◆ **TASK PROMPT**:
Scan the material and copy every line in which "this" appears.
---------- DATASET RECORDS
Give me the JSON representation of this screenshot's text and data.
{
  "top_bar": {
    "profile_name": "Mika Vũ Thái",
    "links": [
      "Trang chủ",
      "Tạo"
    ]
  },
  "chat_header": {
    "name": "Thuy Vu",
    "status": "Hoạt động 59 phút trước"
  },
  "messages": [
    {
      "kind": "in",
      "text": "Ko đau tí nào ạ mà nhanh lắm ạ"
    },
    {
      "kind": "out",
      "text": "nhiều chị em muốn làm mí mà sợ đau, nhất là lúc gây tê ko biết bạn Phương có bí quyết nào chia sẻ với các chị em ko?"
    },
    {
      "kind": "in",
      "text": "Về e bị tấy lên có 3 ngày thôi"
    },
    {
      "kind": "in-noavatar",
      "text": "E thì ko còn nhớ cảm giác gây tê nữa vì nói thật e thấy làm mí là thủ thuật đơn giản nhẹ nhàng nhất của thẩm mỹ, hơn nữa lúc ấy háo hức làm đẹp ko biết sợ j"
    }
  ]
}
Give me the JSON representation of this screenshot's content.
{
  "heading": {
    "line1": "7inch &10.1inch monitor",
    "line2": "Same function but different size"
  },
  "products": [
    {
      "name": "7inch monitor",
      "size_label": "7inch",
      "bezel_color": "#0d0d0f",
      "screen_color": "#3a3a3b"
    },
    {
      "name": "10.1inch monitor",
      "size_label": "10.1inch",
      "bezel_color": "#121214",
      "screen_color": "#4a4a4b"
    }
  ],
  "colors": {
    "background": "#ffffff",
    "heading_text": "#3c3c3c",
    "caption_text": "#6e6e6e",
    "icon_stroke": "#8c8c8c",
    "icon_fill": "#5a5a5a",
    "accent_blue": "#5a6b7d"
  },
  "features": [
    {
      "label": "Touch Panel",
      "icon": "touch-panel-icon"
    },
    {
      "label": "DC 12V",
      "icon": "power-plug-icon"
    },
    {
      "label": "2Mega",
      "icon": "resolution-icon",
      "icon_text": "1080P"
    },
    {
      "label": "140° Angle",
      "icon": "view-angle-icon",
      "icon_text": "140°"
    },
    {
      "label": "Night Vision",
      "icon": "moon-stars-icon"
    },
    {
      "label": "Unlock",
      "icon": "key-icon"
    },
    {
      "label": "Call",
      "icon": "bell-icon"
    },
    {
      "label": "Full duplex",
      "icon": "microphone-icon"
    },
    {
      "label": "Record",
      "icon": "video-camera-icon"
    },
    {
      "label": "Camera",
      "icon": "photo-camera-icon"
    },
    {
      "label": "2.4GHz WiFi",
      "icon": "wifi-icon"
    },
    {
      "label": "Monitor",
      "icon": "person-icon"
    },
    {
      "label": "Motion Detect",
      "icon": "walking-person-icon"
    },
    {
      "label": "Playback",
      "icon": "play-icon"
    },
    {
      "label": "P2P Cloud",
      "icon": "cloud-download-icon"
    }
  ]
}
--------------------
◆ **ANSWER FOR THE TASK**:
Give me the JSON representation of this screenshot's text and data.
Give me the JSON representation of this screenshot's content.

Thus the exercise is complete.